Gambling is an activity where you place a wager for a prize or risk on an uncertain event. Whether you’re placing a bet on a horse race, on a slot machine, or on sports, gambling involves consideration, risk, and prize. This article looks at how to recognize the signs of problem gambling, how to get help, and the costs. If you have a gambling problem, you should contact a professional for more information.

Problem gambling

Gambling is often a harmless pastime for people who love to win money, but it can turn dangerous if the activity is done in an unhealthy manner. Problem gambling is often referred to as a “hidden addiction” because it typically has no outward symptoms and rarely affects a person’s health. In some cases, gambling may even lead to the person committing crimes.

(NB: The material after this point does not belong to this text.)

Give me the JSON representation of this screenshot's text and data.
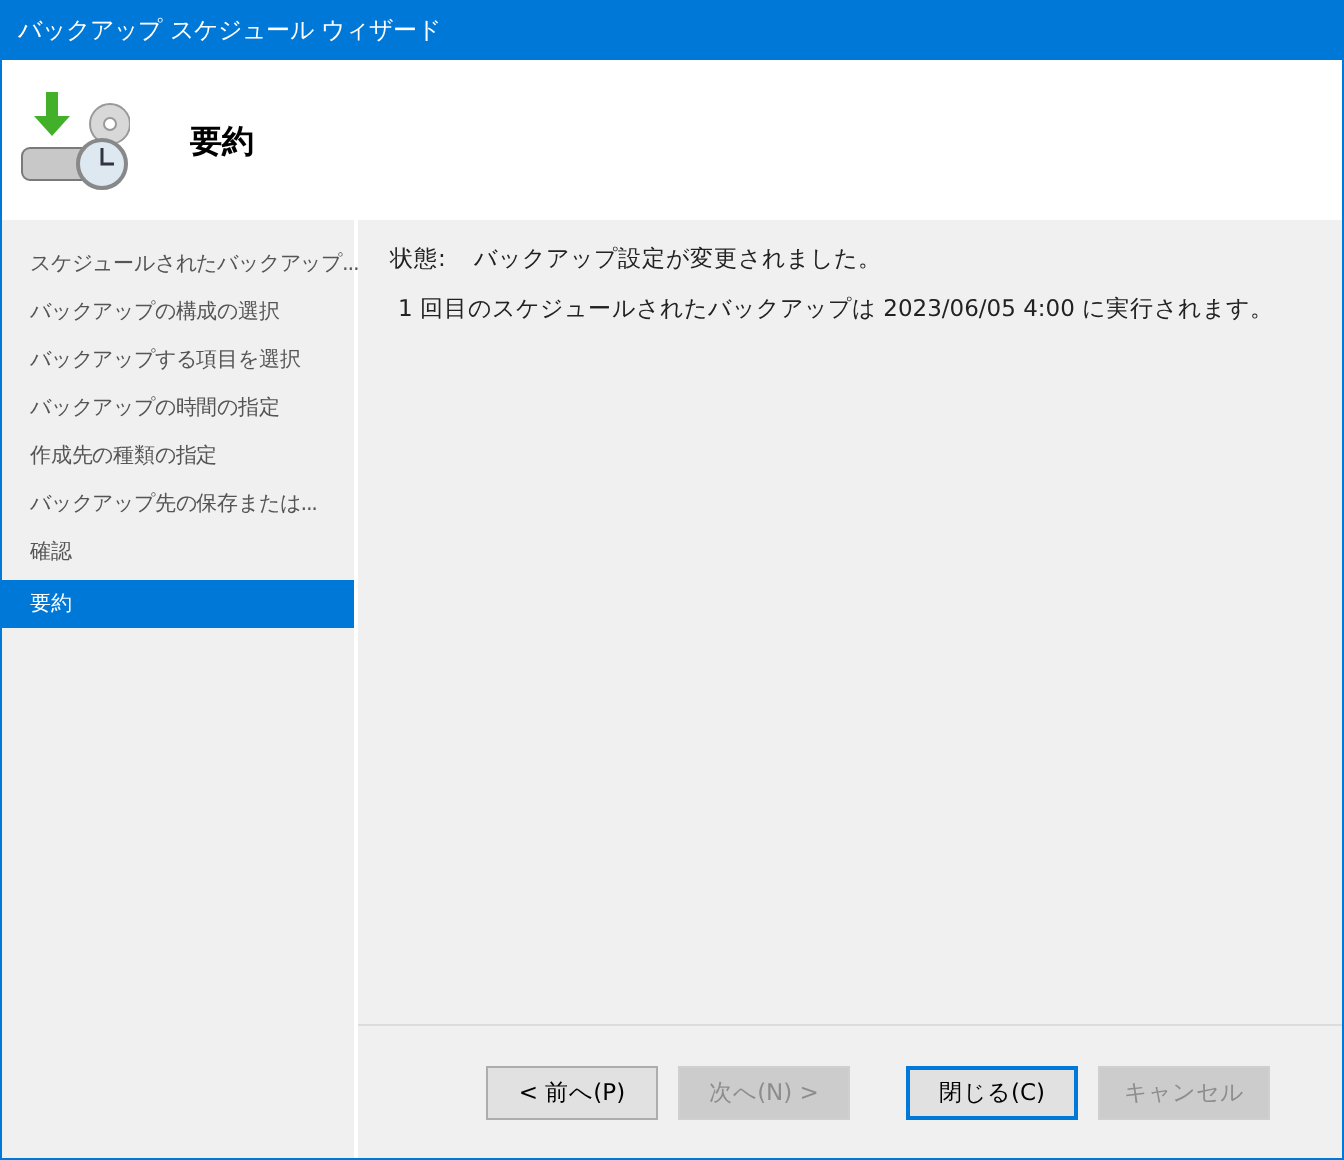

The latest reports have highlighted the growing prevalence of problem gambling among young people, especially teenagers.

While there is no one treatment that will cure problem gambling, most treatments involve counseling, step-based programs, self-help, peer-support and medication. Unfortunately, there is no one cure for problem gambling, and no medication has been approved by the U.S. Food and Drug Administration for use in treating pathological gambling. However, treatment options can often make a difference in a person’s life and relationships. Here are some things to look for when identifying your loved one’s symptoms.

Signs of problem gambling

While most people can gamble without any major problems, there are a few warning signs of problem gambling. If a person’s gambling habits interfere with other aspects of their life, they may be developing a gambling problem. Signs of problem gambling include obsession with gambling and a loss of control over it. The person may hide evidence of their gambling, feel shame about it, or skip social occasions. Gambling can escalate to a destructive level that affects relationships and their lives.

Problem gambling can be difficult to recognize at first. Many people with the problem have trouble at work, have problems maintaining relationships, or even quit their favorite activities. They might be causing themselves serious financial problems by borrowing money, spending money without making any preparation, and not paying back. These people also may have difficulty paying their bills, eat poorly, or have little or no time to prepare meals. If a loved one has noticed these signs, they should seek help.

Treatment options

If you are suffering from a gambling addiction, you should consider different treatment options. One of the most popular is therapy, which is designed to help you identify your patterns of behaviour and thoughts. One form of therapy is cognitive behavioural therapy, which aims to challenge your negative attitudes toward gambling. Another option is support groups, which work in a similar manner to 12-step programs. Regardless of your preferred treatment method, you should be honest about your financial situation before choosing a treatment facility.

One of the most effective treatments for gambling addiction is cognitive-behavioural therapy, which helps the addict identify the thought processes that trigger their compulsive behaviors. This type of therapy is often performed through group or individual counselling. Like cognitive-behavioural therapy, psychotherapy is also helpful for identifying the reasons for the gambling behaviour and helps the person reverse these misperceptions. Listed below are some common treatment methods:

Cost of problem gambling

The social cost of problem gambling is estimated to be $6 billion a year. In addition to financial devastation, it can result in poor health, substance abuse, depression, and even suicidal behavior. Various research studies have attempted to calculate the cost of gambling. These estimates are based on statistics provided by the National Council on Problem Gambling and are updated to reflect inflation and current rates of problem gambling. However, there are many societal costs associated with problem gambling that may not be captured by the statistics.

Indirect costs, on the other hand, correspond to the value of resources that are not created as a result of problem gambling. As time is a scarce resource, it has an alternative value. The societal cost of problem gambling includes the value of each hour of work that is not performed. This value is equal to the average gross wage plus social security contributions. The cost of gambling problems can also include the destruction of relationships, family, and self-esteem of the person affected by problem gambling.